There have been a multitude of high profile meteorological events to start the second half of the year including heatwaves in the U.S., northwestern China and southern Europe, and wildfires on Greek islands, Italy and in Algeria.
Damages and insurance losses from those events are still being tallied, Swiss Re said.
The figures for the first half of the year are in line with a report last month from another reinsurer, Munich Re, which said the series of thunderstorms that raked Texas in June was the most expensive single event in the U.S. for the year so far. The overall loss from those storms alone is estimated at approximately $8.4 billion.
“Devastating storms, which now seem to be the norm rather than the exception, are expected to continue to grow in intensity and severity,” wrote Marcus Winter, CEO, North America at Munich Reinsurance America.
Winter said that it is “imperative” to act immediately in preparing communities for the “physical and financial risks of future climate-related weather events.”
Reinsurers are the insurance industry’s insurers, covering losses that could upend an individual company. Munich Re and Swiss Re have operations across the globe, including the U.S.
Kerry Symons is a businessman in Perryton, a town of about 8,500 in the Texas Panhandle, one of the communities struck by a tornado in June, and he is also its mayor. Three of his buildings were damaged and destroyed, including a furniture store. He also lost some vehicles.
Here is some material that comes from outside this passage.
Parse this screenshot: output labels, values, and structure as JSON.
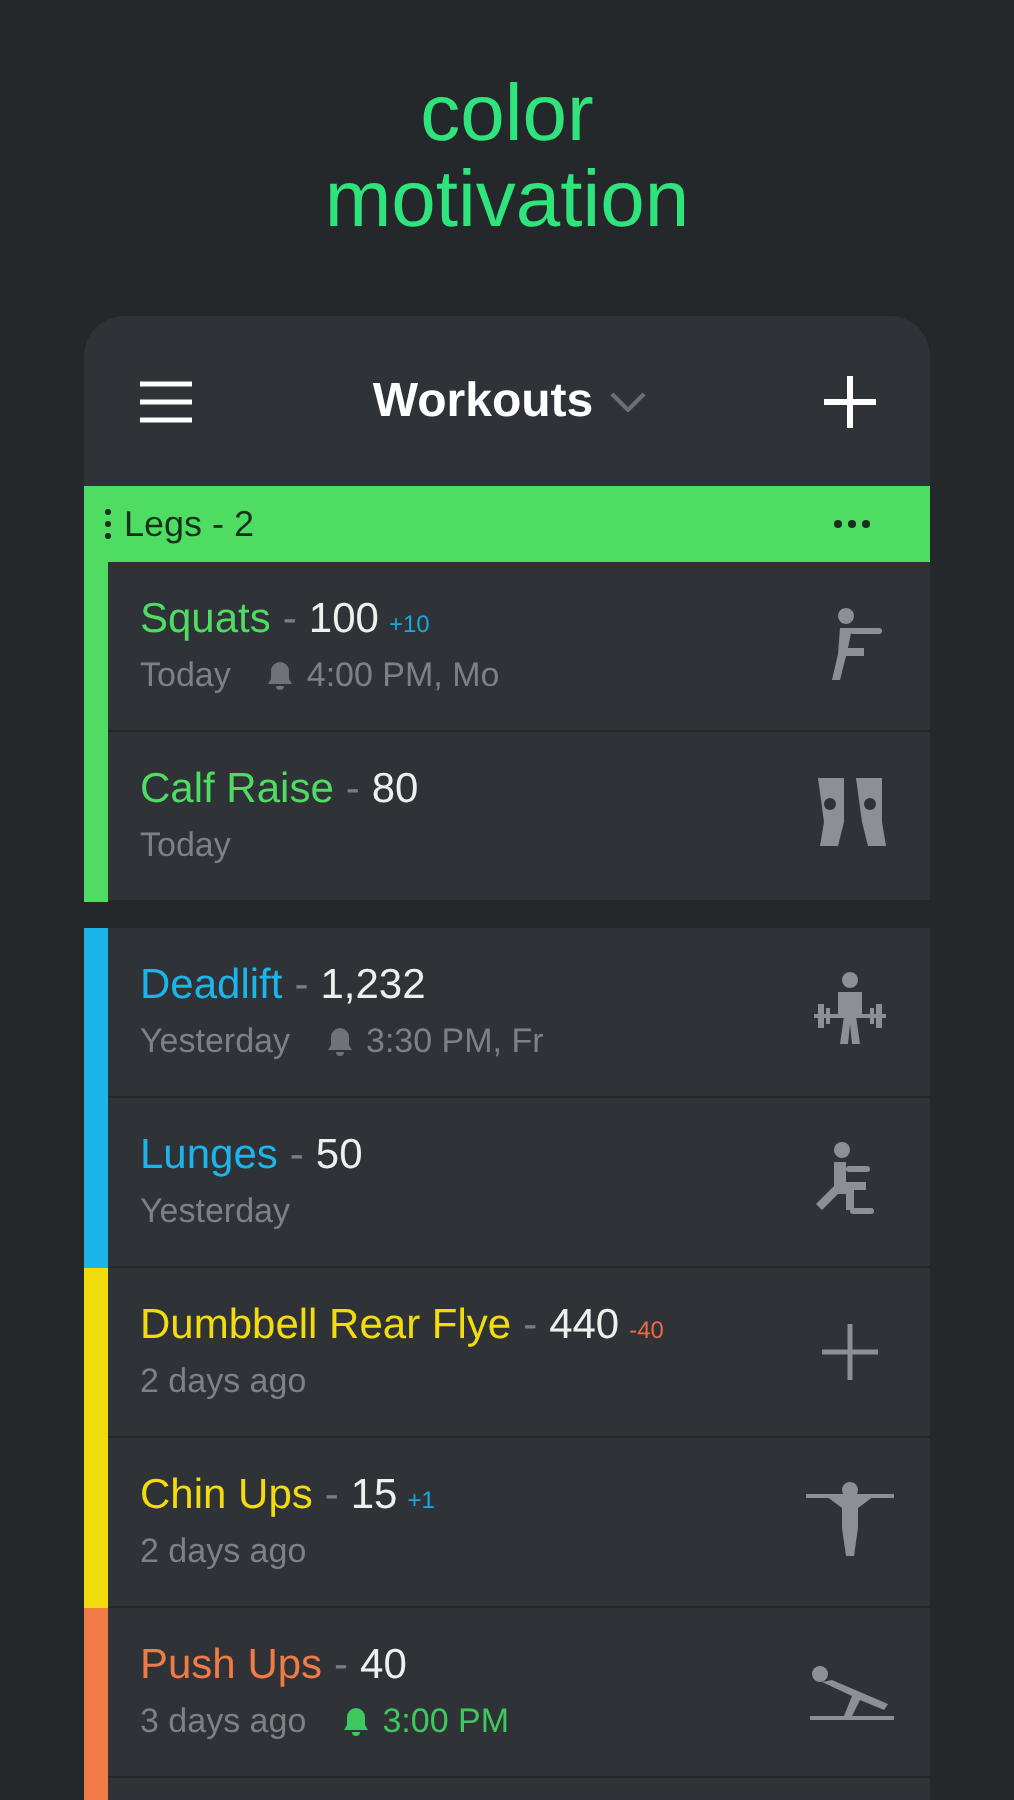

Symons said he is like most residents in Perrytown in that he is still arguing with insurance companies. Some residents have sought his assistance as mayor.
“There’s not a whole lot we can do for them as a city,” he explained.
One lesson Symons has learned from the ordeal is the importance of an annual accounting for the cost of what is inside a building and what it would cost to rebuild. One of his buildings, a furniture store, was acquired recently so the valuation was easy. Another building that he has owned for 20 years has proved more difficult.
The increasing frequency of extreme weather has created disruptions within the insurance industry and some insurers have retreated from states that are getting hit hard, such as Florida and California.
The pullback by insurers is happening despite years of skyrocketing premiums for property owners in hard hit states.
State Farm and Allstate have pulled back from California’s home insurance market, saying that increasing wildfire risk and soaring construction costs mean they’ll no longer write new policies in the nation’s most populous state.
Last month Travelers said catastrophe losses doubled in its most recent quarter and the company, considered a bellwether for the insurance industry due to its size, said it lost money.
AAA has said that it will not renew “a very small percentage” of homeowners and auto insurance policies in hurricane-wracked Florida, joining other insurers in limiting their exposure in the Sunshine State despite efforts by lawmakers to calm the volatile insurance market.
AAA insists it’s not leaving Florida, but that last year’s devastating hurricane season had led to an unprecedented rise in reinsurance rates, making it more costly to operate there.
Florida has struggled to maintain stability in the state insurance market since 1992 when Hurricane Andrew flattened Homestead, wiped out some insurance carriers and left many remaining insurers anxious about writing or renewing policies in Florida. Risks for carriers have also been growing as climate change increases the strength of hurricanes and the intensity of rainstorms.